Conventional marketing thinking certainly thinks so, but I’m starting to think that this may not matter as much as it once did.
There are the obvious blunders to avoid – names that are too easily mispronounced, misspelt, have sexual connotations or mean something else in other languages. Yet aside from the obvious hurdles to avoid, many products nowadays seem to grow into their often relatively uninspiring names, in the same way that most children make their names appear to mould perfectly around their personality. “She is SUCH an Aubergine.”
Looking back at childhood sweets and chocolates here in the UK, they seemed to have better thought-out and evocative names: Mars bars, Juicy Fruit Chewing Gum, Refreshers, Double Dip, Flying Saucers, Flumps and more. All mouth-wateringly inviting and compelling to the young (then) cavity-free child of the 70s. And they were bigger than they are today too.
Today’s sweets not only avoid quite so many brazenly toxic chemicals, but also seem to have less inspiring names like Soft Eating Liquorice, Gummy Pizza, Fruit Chew, Candy Cones, Pink Pigs, Bubbly, Apple Belts, Gum Sticks, Star Mix and more.
Maybe it’s just me, but todays don’t seem as inviting or as evocative as they used to. Back in the 70s Mars Bars were huge, thick and gloriously heavy – so you can see why they were named after the second smallest planet in the solar system…
It might just be that todays names are targeting a very different audience than me. Or it might be that todays brands grow into their names and transform them into something with a life of their own.
The first real smartphone (arguably) was from BlackBerry, which was then more or less destroyed by Apple. Neither of which should win any awards for their brilliance in naming, yet both have transformed and more or less taken over the once-dominant contexts of fruit.
PC manufacturers seem more excited by acronyms and numbers than resonant names, while Apple seem to have carved out their own direction. Macbook Air and Mac Pro are cool, self-assured and consistent. They’re also significantly different from Dell’s Optiplex, Inspiron, XPS and Precision ranges.
But does it matter?
The HTC One is essentially an extremely uninspiring name for an incredibly popular phone. Would it have fared any better (or worse) had it been been named Clarity, Connected or Helium? (If the latter is used by Apple for the next release of their MacBook or iPad, remember you read it first here.)
And it’s not just electronic devices that are affected.

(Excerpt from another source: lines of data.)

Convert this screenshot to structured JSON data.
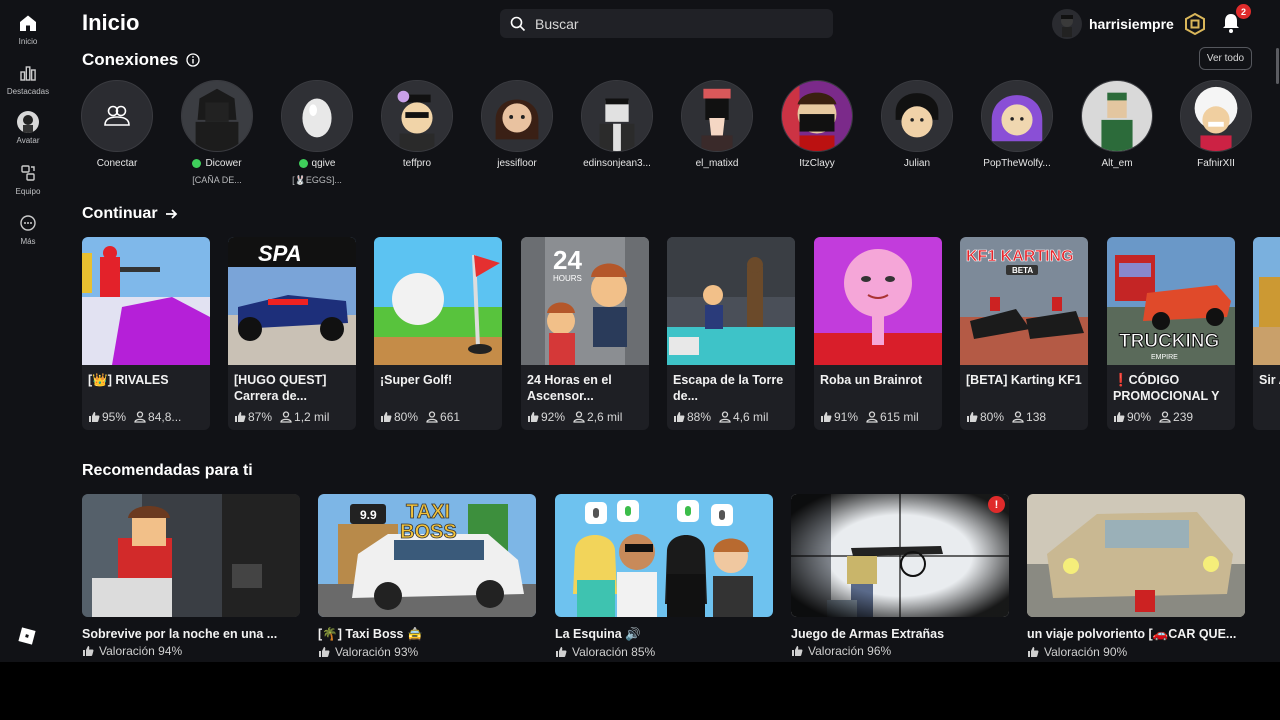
{
  "sidebar": {
    "items": [
      {
        "label": "Inicio",
        "icon": "home-icon"
      },
      {
        "label": "Destacadas",
        "icon": "chart-icon"
      },
      {
        "label": "Avatar",
        "icon": "avatar-icon"
      },
      {
        "label": "Equipo",
        "icon": "team-icon"
      },
      {
        "label": "Más",
        "icon": "more-icon"
      }
    ]
  },
  "header": {
    "title": "Inicio",
    "search_placeholder": "Buscar",
    "username": "harrisiempre",
    "notification_count": "2"
  },
  "connections": {
    "title": "Conexiones",
    "view_all": "Ver todo",
    "items": [
      {
        "name": "Conectar",
        "status": "",
        "online": false
      },
      {
        "name": "Dicower",
        "status": "[CAÑA DE...",
        "online": true
      },
      {
        "name": "qgive",
        "status": "[🐰EGGS]...",
        "online": true
      },
      {
        "name": "teffpro",
        "status": "",
        "online": false
      },
      {
        "name": "jessifloor",
        "status": "",
        "online": false
      },
      {
        "name": "edinsonjean3...",
        "status": "",
        "online": false
      },
      {
        "name": "el_matixd",
        "status": "",
        "online": false
      },
      {
        "name": "ItzClayy",
        "status": "",
        "online": false
      },
      {
        "name": "Julian",
        "status": "",
        "online": false
      },
      {
        "name": "PopTheWolfy...",
        "status": "",
        "online": false
      },
      {
        "name": "Alt_em",
        "status": "",
        "online": false
      },
      {
        "name": "FafnirXII",
        "status": "",
        "online": false
      }
    ]
  },
  "continue": {
    "title": "Continuar",
    "games": [
      {
        "title": "[👑] RIVALES",
        "rating": "95%",
        "players": "84,8..."
      },
      {
        "title": "[HUGO QUEST] Carrera de...",
        "rating": "87%",
        "players": "1,2 mil"
      },
      {
        "title": "¡Super Golf!",
        "rating": "80%",
        "players": "661"
      },
      {
        "title": "24 Horas en el Ascensor...",
        "rating": "92%",
        "players": "2,6 mil"
      },
      {
        "title": "Escapa de la Torre de...",
        "rating": "88%",
        "players": "4,6 mil"
      },
      {
        "title": "Roba un Brainrot",
        "rating": "91%",
        "players": "615 mil"
      },
      {
        "title": "[BETA] Karting KF1",
        "rating": "80%",
        "players": "138"
      },
      {
        "title": "❗CÓDIGO PROMOCIONAL Y",
        "rating": "90%",
        "players": "239"
      },
      {
        "title": "Sir Au",
        "rating": "",
        "players": ""
      }
    ]
  },
  "recommended": {
    "title": "Recomendadas para ti",
    "games": [
      {
        "title": "Sobrevive por la noche en una ...",
        "rating": "Valoración 94%"
      },
      {
        "title": "[🌴] Taxi Boss 🚖",
        "rating": "Valoración 93%"
      },
      {
        "title": "La Esquina 🔊",
        "rating": "Valoración 85%"
      },
      {
        "title": "Juego de Armas Extrañas",
        "rating": "Valoración 96%"
      },
      {
        "title": "un viaje polvoriento [🚗CAR QUE...",
        "rating": "Valoración 90%"
      }
    ]
  },
  "thumb_texts": {
    "spa": "SPA",
    "hours": "24",
    "hours_sub": "HOURS",
    "kf1": "KF1 KARTING",
    "beta": "BETA",
    "trucking": "TRUCKING",
    "empire": "EMPIRE",
    "taxi": "TAXI",
    "boss": "BOSS",
    "x99": "9.9"
  },
  "colors": {
    "background": "#111216",
    "card": "#1e1f24",
    "online": "#3fcf5b",
    "badge": "#e02b2b"
  }
}
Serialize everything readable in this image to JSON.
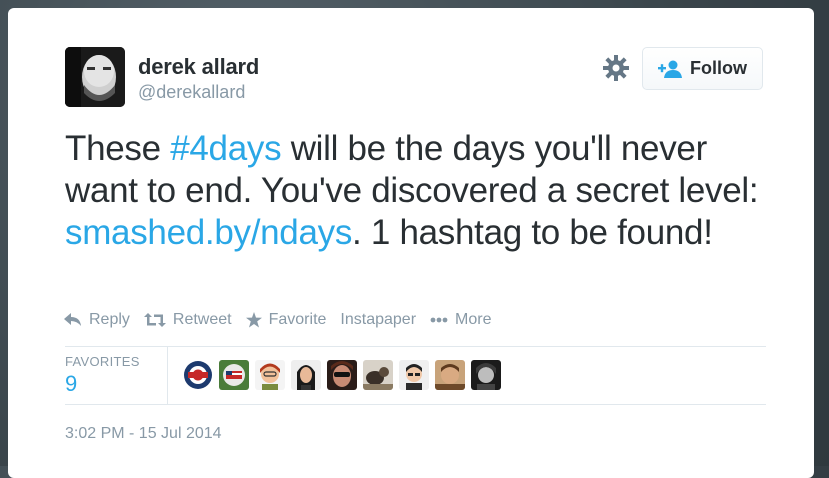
{
  "user": {
    "display_name": "derek allard",
    "handle": "@derekallard"
  },
  "follow_button": {
    "label": "Follow"
  },
  "tweet": {
    "segments": [
      {
        "text": "These ",
        "link": false
      },
      {
        "text": "#4days",
        "link": true
      },
      {
        "text": " will be the days you'll never want to end. You've discovered a secret level: ",
        "link": false
      },
      {
        "text": "smashed.by/ndays",
        "link": true
      },
      {
        "text": ". 1 hashtag to be found!",
        "link": false
      }
    ]
  },
  "actions": [
    {
      "label": "Reply",
      "icon": "reply-icon"
    },
    {
      "label": "Retweet",
      "icon": "retweet-icon"
    },
    {
      "label": "Favorite",
      "icon": "star-icon"
    },
    {
      "label": "Instapaper",
      "icon": ""
    },
    {
      "label": "More",
      "icon": "more-dots-icon"
    }
  ],
  "stats": {
    "favorites_label": "FAVORITES",
    "favorites_count": "9"
  },
  "favoriters": [
    {
      "name": "favoriter-1"
    },
    {
      "name": "favoriter-2"
    },
    {
      "name": "favoriter-3"
    },
    {
      "name": "favoriter-4"
    },
    {
      "name": "favoriter-5"
    },
    {
      "name": "favoriter-6"
    },
    {
      "name": "favoriter-7"
    },
    {
      "name": "favoriter-8"
    },
    {
      "name": "favoriter-9"
    }
  ],
  "timestamp": "3:02 PM - 15 Jul 2014",
  "colors": {
    "link": "#2aa7e6",
    "text": "#292f33",
    "muted": "#8899a6",
    "border": "#e1e8ed"
  }
}
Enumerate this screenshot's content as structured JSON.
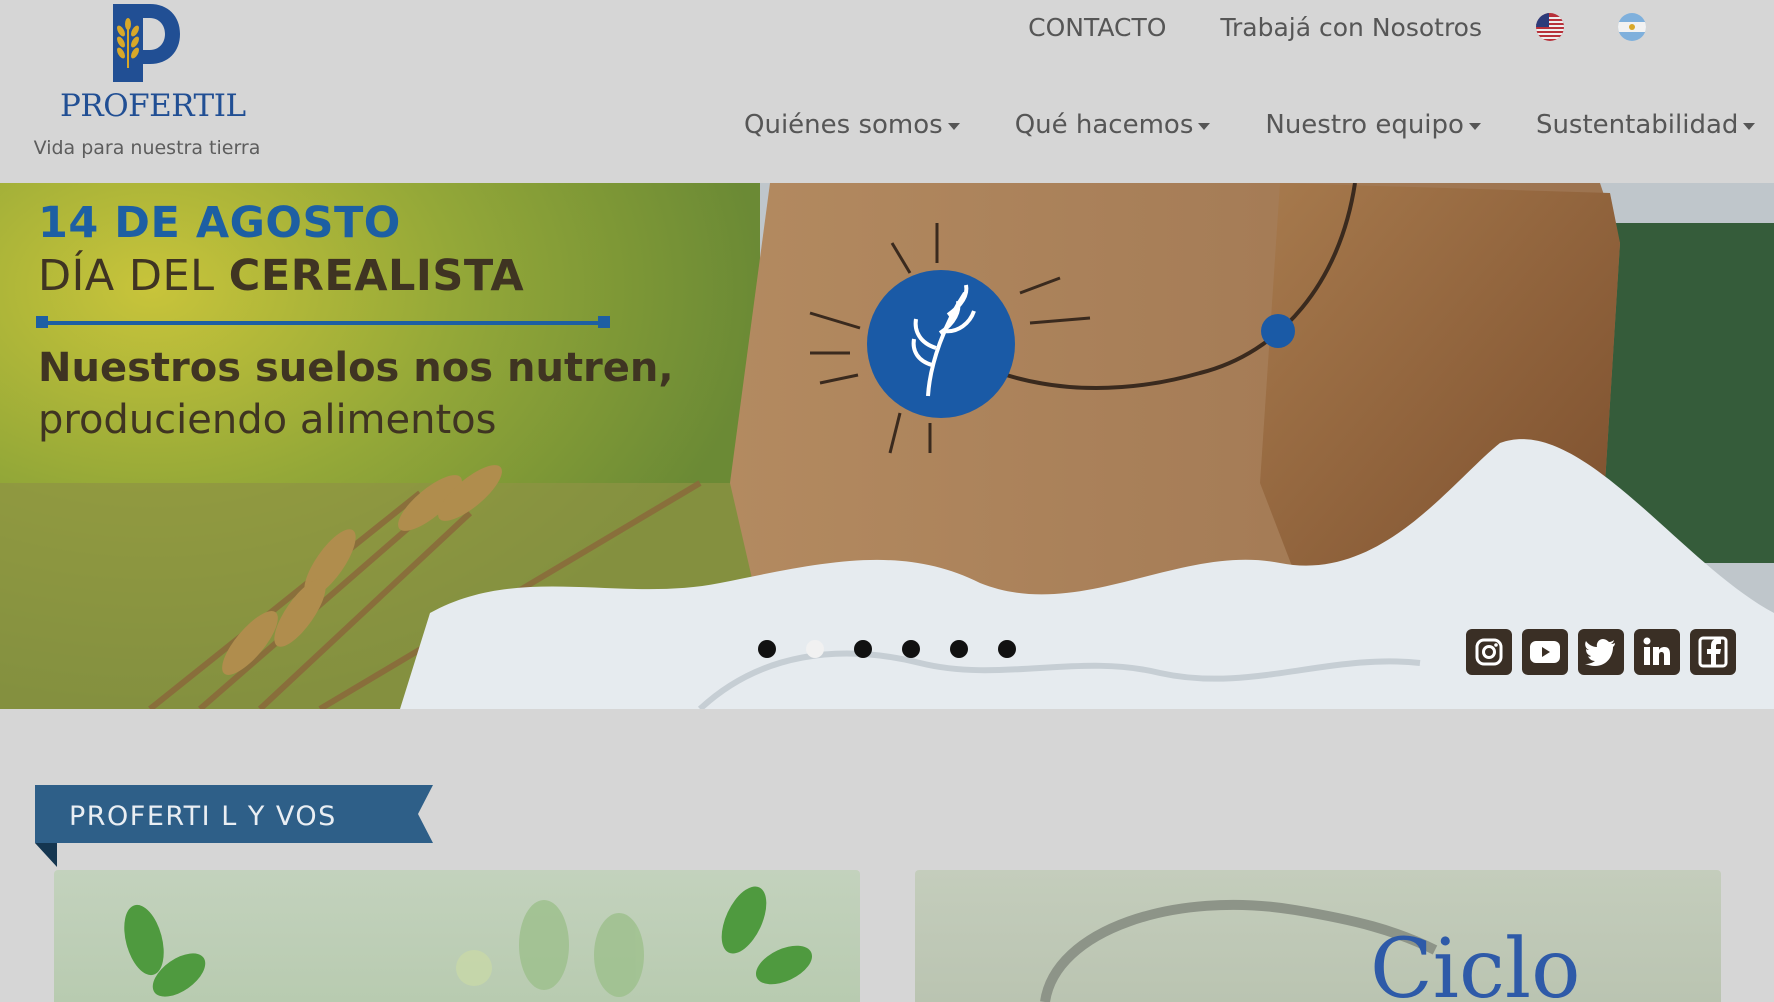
{
  "brand": {
    "name": "PROFERTIL",
    "tagline": "Vida para nuestra tierra",
    "color": "#214f94"
  },
  "topbar": {
    "contact": "CONTACTO",
    "work_with_us": "Trabajá con Nosotros",
    "flags": [
      "us-flag-icon",
      "argentina-flag-icon"
    ]
  },
  "nav": {
    "items": [
      {
        "label": "Quiénes somos"
      },
      {
        "label": "Qué hacemos"
      },
      {
        "label": "Nuestro equipo"
      },
      {
        "label": "Sustentabilidad"
      }
    ]
  },
  "banner": {
    "date": "14 DE AGOSTO",
    "day_prefix": "DÍA DEL ",
    "day_strong": "CEREALISTA",
    "message_strong": "Nuestros suelos nos nutren,",
    "message_rest": "produciendo alimentos",
    "slide_count": 6,
    "active_slide": 2
  },
  "social": [
    "instagram-icon",
    "youtube-icon",
    "twitter-icon",
    "linkedin-icon",
    "facebook-icon"
  ],
  "section": {
    "title": "PROFERTI L Y VOS",
    "ribbon_color": "#2e5f88"
  },
  "cards": [
    {
      "title": ""
    },
    {
      "title": "Ciclo"
    }
  ]
}
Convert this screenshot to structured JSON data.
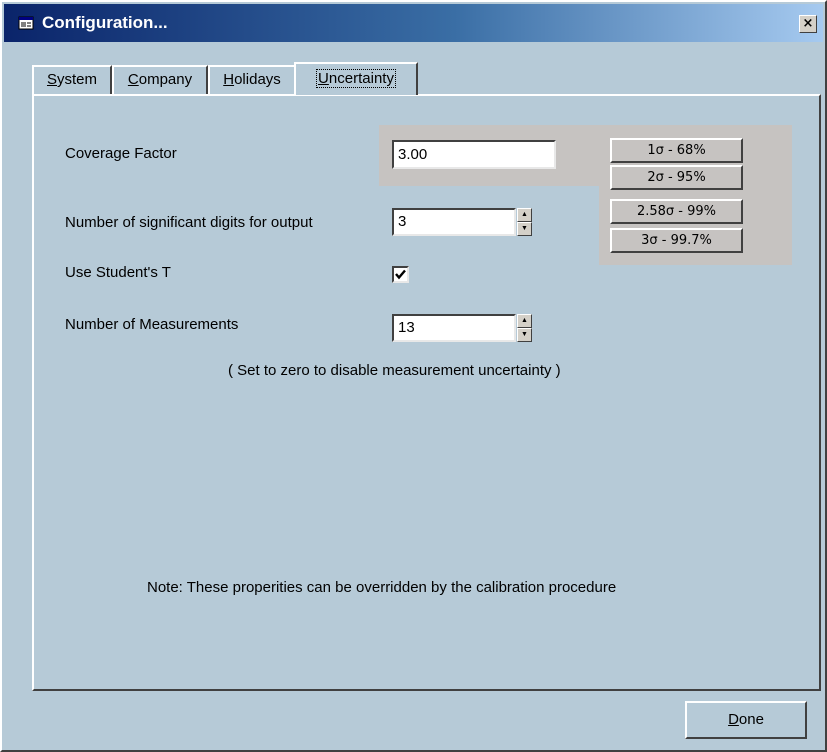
{
  "window": {
    "title": "Configuration...",
    "close_label": "×"
  },
  "tabs": [
    {
      "label": "System",
      "hotkey_index": 0,
      "active": false
    },
    {
      "label": "Company",
      "hotkey_index": 0,
      "active": false
    },
    {
      "label": "Holidays",
      "hotkey_index": 0,
      "active": false
    },
    {
      "label": "Uncertainty",
      "hotkey_index": 0,
      "active": true
    }
  ],
  "uncertainty": {
    "coverage_factor_label": "Coverage Factor",
    "coverage_factor_value": "3.00",
    "presets": [
      "1σ - 68%",
      "2σ - 95%",
      "2.58σ - 99%",
      "3σ - 99.7%"
    ],
    "sig_digits_label": "Number of significant digits for output",
    "sig_digits_value": "3",
    "students_t_label": "Use Student's T",
    "students_t_checked": true,
    "measurements_label": "Number of Measurements",
    "measurements_value": "13",
    "measurements_hint": "( Set to zero to disable measurement uncertainty )",
    "note": "Note: These properities can be overridden by the calibration procedure"
  },
  "footer": {
    "done_label": "Done"
  },
  "colors": {
    "face": "#b6cad7",
    "title_start": "#0a246a",
    "title_end": "#a6caf0",
    "preset_area": "#c6c3c1"
  },
  "icons": {
    "title": "window-app-icon",
    "check": "checkmark-icon",
    "spin_up": "up-arrow-icon",
    "spin_down": "down-arrow-icon"
  }
}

The SEO industry has managed to gain the most horrendous reputation over the last ten years. Many people continue to believe that SEO is dying, but I don’t. And the figures from Google Trends suggest that it’s not yet time to write to eulogy:
Yet many companies selling SEO products and services now choose to label their discipline as the relatively new and untainted inbound marketing. And it’s taking off:
Does it matter what you call your next product as long as it’s memorable and easy to spell?
Consider some of the dominant names and brands of today: Twitter, Facebook, HSBC, Nike, Tesco, Boeing, Wal-Mart, Cadburys, Phillips, Sony, Ford, Verizon and hundreds more.
Few of these names mean anything beyond their associations, yet most have become household names and truly integrated into what they do, what they make and what they are known for.
So next time you get stuck on the name for your new book, application, course, system, song or any kind of product, it might make a lot more sense to grab at the first thing that springs to mind, carry out some basic research and just run with it. Terms and conditions may apply, but you hopefully get my point.